┌──

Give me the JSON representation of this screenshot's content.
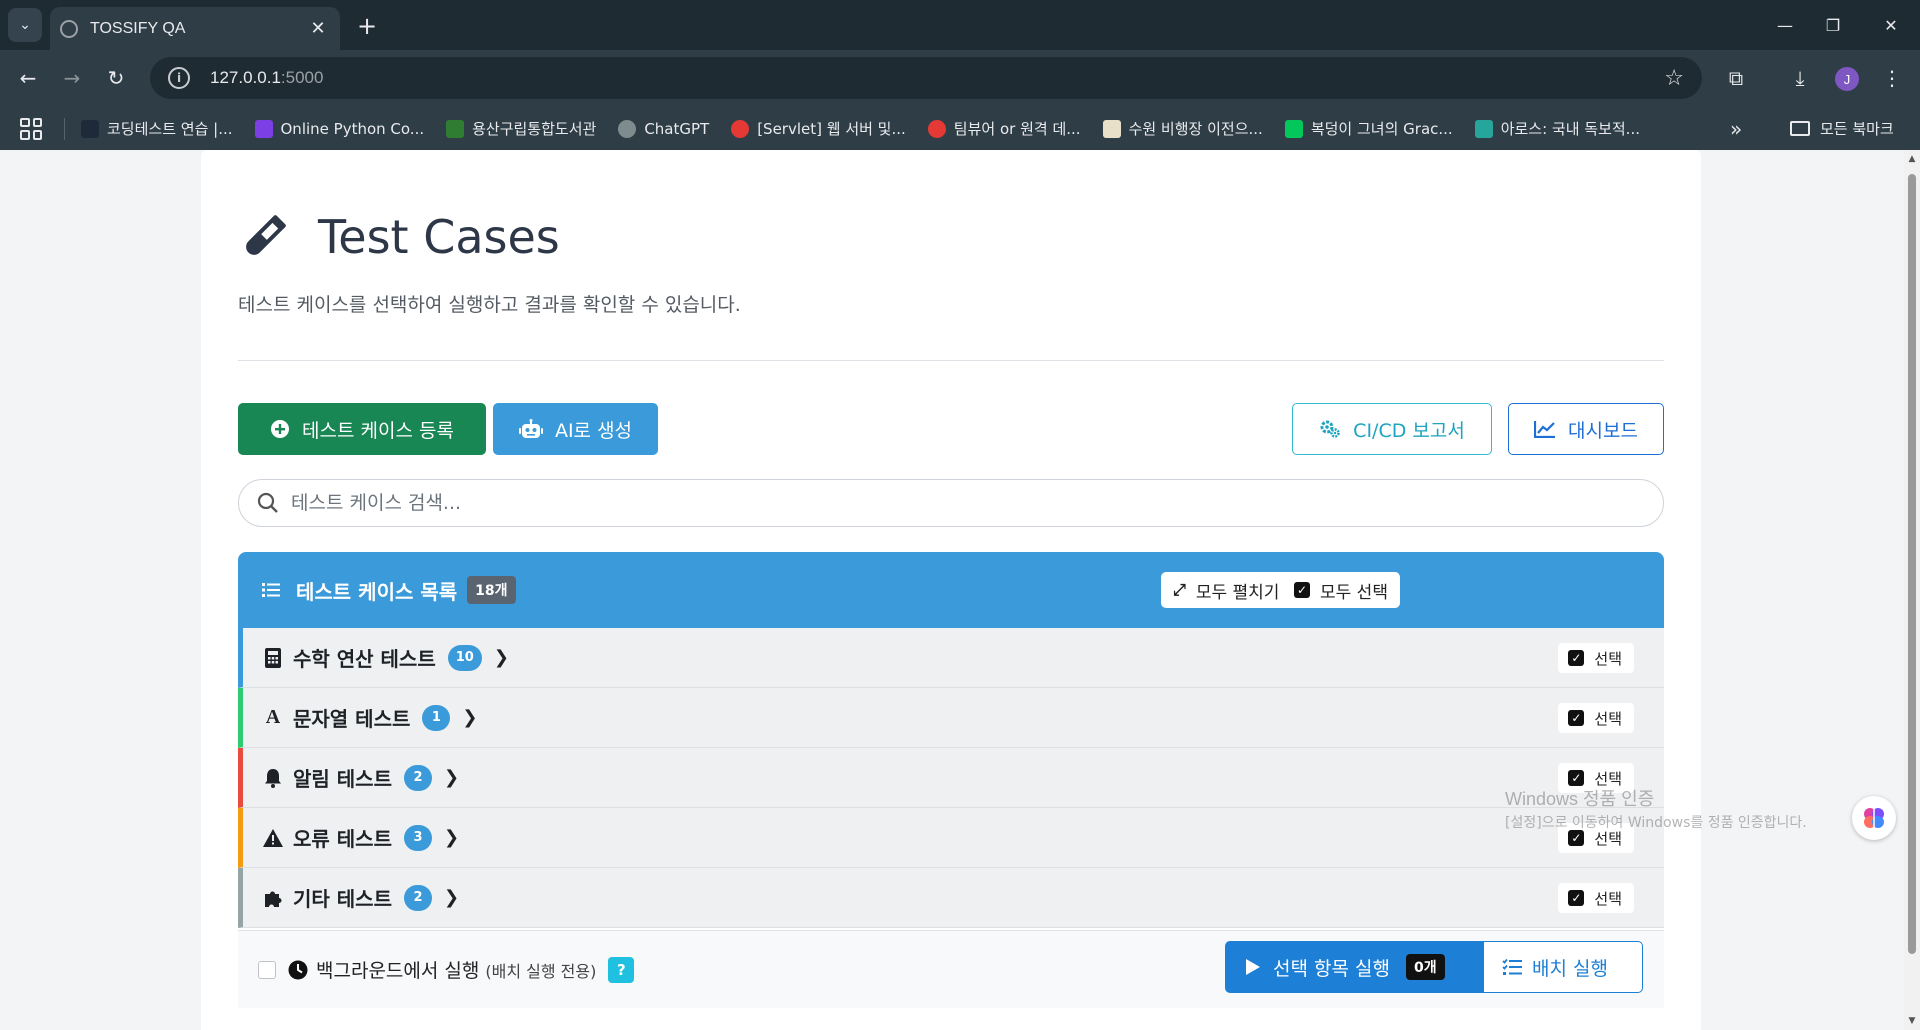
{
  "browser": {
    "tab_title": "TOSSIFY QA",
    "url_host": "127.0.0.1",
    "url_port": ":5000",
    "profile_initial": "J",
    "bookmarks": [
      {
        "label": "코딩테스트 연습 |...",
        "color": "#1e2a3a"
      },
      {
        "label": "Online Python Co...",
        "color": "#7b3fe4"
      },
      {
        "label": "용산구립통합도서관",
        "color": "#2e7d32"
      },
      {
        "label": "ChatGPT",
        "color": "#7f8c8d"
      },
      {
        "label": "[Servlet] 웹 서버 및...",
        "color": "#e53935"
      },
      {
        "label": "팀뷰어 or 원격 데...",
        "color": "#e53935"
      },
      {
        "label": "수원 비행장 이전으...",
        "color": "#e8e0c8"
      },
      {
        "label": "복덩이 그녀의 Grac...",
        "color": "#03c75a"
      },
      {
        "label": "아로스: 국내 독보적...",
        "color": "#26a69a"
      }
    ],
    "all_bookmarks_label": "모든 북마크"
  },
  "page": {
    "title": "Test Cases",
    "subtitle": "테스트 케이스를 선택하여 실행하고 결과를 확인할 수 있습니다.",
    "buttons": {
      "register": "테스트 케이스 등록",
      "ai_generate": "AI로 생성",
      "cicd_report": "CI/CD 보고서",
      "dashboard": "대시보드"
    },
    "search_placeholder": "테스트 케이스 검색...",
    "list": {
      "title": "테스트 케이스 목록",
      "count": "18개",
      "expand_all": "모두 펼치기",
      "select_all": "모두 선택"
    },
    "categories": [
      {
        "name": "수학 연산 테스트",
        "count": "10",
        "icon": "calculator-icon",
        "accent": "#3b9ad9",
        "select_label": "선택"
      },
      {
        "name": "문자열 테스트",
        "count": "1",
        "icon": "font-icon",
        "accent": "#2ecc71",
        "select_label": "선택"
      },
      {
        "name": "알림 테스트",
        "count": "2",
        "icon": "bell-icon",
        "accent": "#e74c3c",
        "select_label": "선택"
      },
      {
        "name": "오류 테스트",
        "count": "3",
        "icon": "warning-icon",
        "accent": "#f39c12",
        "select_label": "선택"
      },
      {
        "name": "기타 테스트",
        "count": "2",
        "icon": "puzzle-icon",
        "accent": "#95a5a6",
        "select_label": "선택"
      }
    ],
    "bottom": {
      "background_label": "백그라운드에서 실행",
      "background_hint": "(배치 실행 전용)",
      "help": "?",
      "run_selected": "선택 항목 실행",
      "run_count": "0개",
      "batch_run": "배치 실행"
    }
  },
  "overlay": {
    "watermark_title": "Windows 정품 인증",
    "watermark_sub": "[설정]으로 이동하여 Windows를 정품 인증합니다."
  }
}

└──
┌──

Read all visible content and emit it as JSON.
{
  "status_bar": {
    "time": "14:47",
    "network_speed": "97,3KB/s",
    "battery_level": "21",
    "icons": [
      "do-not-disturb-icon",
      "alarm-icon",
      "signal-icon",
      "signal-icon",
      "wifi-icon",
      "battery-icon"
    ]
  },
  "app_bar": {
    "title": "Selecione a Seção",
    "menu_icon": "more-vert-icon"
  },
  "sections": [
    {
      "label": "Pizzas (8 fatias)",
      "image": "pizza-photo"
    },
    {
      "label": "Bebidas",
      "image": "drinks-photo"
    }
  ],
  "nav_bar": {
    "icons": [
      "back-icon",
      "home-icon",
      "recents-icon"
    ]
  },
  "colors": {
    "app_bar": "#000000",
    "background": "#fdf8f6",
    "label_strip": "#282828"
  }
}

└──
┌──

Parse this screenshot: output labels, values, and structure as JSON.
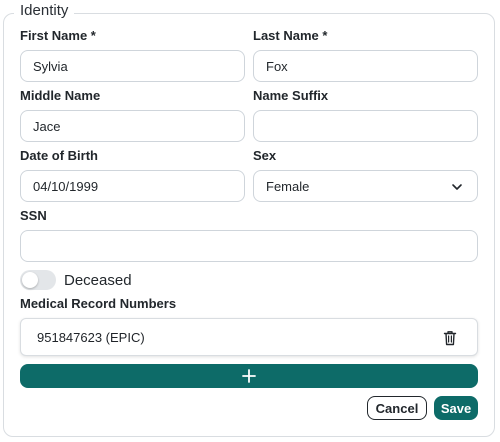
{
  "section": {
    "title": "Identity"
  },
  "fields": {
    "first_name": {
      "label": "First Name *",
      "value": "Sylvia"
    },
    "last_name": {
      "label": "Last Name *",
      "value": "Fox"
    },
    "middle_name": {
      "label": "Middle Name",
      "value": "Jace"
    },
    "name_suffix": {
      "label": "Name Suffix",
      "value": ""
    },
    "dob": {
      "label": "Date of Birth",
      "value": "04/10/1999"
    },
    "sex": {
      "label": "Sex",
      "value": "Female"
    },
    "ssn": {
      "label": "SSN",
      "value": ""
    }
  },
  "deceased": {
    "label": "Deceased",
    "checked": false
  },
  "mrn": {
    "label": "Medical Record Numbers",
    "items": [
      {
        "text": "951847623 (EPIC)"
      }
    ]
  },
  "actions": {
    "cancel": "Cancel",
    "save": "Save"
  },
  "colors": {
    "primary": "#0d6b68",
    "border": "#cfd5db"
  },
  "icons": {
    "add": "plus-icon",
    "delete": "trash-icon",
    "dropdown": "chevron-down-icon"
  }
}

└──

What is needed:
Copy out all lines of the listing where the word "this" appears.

Your solution:
Give me the JSON representation of this screenshot's content.
Parse this screenshot: output labels, values, and structure as JSON.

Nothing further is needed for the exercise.